Examine the entries and show every line in which the word "JSON" is found.

Data listing section start

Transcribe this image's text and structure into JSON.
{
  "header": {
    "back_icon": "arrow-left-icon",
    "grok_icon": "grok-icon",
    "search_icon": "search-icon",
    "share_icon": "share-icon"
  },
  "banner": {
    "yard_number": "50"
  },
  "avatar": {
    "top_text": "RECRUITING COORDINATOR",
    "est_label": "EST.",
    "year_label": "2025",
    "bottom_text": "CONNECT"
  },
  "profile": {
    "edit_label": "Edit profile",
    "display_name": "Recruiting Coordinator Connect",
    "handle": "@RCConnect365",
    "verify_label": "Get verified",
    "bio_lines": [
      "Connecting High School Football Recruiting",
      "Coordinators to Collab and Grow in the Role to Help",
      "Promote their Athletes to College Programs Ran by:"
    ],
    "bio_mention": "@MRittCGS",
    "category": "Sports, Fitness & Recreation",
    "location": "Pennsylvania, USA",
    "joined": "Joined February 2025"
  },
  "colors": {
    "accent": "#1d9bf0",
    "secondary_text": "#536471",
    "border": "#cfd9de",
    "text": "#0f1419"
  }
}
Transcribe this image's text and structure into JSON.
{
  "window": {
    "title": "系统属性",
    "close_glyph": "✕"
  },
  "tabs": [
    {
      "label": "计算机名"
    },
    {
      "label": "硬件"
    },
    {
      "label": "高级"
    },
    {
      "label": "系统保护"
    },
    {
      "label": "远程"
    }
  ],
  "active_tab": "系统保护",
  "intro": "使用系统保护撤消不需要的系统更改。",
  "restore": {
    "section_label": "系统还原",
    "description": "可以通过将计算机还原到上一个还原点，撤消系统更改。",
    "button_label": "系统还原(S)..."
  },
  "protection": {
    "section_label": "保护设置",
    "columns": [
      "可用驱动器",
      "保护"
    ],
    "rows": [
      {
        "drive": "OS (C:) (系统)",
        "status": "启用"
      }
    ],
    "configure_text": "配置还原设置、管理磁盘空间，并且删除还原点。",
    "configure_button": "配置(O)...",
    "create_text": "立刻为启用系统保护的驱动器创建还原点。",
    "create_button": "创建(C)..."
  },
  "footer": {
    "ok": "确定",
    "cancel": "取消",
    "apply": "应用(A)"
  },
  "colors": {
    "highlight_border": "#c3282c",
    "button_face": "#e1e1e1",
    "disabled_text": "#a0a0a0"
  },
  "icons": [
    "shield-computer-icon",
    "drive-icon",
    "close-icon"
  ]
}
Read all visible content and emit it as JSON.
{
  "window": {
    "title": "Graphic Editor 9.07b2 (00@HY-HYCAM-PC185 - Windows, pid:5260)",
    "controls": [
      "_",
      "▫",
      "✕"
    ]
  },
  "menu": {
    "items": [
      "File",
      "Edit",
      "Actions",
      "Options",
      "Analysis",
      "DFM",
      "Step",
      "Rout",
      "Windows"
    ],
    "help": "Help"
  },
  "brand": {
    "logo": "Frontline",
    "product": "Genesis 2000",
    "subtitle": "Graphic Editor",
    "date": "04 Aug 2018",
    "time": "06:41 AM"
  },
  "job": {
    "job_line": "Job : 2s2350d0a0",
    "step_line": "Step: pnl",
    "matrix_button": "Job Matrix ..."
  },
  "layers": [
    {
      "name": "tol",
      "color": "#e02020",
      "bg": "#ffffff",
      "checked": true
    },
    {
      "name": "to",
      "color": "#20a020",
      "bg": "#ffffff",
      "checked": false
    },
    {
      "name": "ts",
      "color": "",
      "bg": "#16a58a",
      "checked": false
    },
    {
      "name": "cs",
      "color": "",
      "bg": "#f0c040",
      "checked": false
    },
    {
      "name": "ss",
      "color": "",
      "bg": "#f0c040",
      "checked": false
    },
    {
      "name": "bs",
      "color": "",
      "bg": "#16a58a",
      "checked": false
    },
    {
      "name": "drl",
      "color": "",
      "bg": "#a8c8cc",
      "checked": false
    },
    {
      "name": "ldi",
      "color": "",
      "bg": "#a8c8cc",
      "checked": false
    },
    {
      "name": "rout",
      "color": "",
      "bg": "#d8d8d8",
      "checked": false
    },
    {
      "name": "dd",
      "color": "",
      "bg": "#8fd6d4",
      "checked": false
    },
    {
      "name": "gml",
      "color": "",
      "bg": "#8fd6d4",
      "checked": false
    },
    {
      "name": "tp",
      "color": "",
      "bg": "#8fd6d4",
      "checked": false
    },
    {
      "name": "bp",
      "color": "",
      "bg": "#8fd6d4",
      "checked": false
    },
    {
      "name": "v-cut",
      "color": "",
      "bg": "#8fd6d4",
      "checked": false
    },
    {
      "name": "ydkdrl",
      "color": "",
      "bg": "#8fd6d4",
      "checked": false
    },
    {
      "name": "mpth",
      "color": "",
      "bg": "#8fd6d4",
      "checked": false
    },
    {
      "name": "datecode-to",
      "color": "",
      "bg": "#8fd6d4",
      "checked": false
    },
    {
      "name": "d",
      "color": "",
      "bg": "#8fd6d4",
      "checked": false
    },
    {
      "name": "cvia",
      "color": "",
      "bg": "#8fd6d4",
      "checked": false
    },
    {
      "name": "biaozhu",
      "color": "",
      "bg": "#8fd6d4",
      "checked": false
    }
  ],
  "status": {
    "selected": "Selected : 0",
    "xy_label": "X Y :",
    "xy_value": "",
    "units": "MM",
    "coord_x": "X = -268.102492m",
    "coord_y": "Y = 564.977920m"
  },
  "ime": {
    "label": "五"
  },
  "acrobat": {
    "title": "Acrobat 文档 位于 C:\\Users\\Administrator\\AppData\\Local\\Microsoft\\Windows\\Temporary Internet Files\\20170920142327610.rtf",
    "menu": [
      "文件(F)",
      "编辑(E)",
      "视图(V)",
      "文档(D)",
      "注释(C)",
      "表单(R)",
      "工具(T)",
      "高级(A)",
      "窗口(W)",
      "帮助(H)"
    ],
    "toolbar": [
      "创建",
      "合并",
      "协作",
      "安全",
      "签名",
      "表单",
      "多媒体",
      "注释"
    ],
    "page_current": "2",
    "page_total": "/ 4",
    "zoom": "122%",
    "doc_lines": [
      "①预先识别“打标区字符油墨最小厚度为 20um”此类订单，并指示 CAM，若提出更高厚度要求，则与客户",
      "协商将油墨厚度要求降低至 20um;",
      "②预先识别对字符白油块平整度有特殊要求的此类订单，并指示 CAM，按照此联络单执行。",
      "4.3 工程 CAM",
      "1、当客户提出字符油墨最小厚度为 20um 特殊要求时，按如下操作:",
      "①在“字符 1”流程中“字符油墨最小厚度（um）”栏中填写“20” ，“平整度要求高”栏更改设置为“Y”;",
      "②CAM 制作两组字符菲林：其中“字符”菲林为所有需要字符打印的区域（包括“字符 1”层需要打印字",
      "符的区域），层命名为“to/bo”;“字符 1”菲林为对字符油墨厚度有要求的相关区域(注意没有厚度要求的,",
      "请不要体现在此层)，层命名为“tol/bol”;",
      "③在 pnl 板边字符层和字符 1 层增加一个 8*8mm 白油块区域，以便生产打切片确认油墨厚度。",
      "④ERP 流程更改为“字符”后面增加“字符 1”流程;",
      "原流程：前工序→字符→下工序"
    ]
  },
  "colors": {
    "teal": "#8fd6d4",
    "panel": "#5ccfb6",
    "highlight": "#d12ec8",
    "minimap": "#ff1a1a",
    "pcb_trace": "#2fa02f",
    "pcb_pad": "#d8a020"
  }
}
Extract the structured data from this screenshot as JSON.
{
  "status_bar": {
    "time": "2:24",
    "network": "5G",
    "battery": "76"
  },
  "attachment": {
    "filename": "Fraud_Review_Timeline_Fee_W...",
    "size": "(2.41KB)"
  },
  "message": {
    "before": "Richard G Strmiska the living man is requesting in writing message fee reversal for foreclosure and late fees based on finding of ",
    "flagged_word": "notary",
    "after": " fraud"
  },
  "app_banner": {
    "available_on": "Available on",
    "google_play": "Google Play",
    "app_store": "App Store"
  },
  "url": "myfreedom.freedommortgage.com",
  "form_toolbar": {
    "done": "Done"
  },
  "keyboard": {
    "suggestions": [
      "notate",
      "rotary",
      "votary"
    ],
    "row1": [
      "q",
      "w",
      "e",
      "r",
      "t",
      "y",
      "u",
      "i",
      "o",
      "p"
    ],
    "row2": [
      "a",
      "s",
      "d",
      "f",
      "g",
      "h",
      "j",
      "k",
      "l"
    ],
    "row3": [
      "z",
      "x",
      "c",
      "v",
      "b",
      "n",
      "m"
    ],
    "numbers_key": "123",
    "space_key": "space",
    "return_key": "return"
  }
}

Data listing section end

Written reply
Transcribe this image's text and structure into JSON.
Transcribe this image's text and structure into JSON.
Read all visible content and emit it as JSON.
Extract the structured data from this screenshot as JSON.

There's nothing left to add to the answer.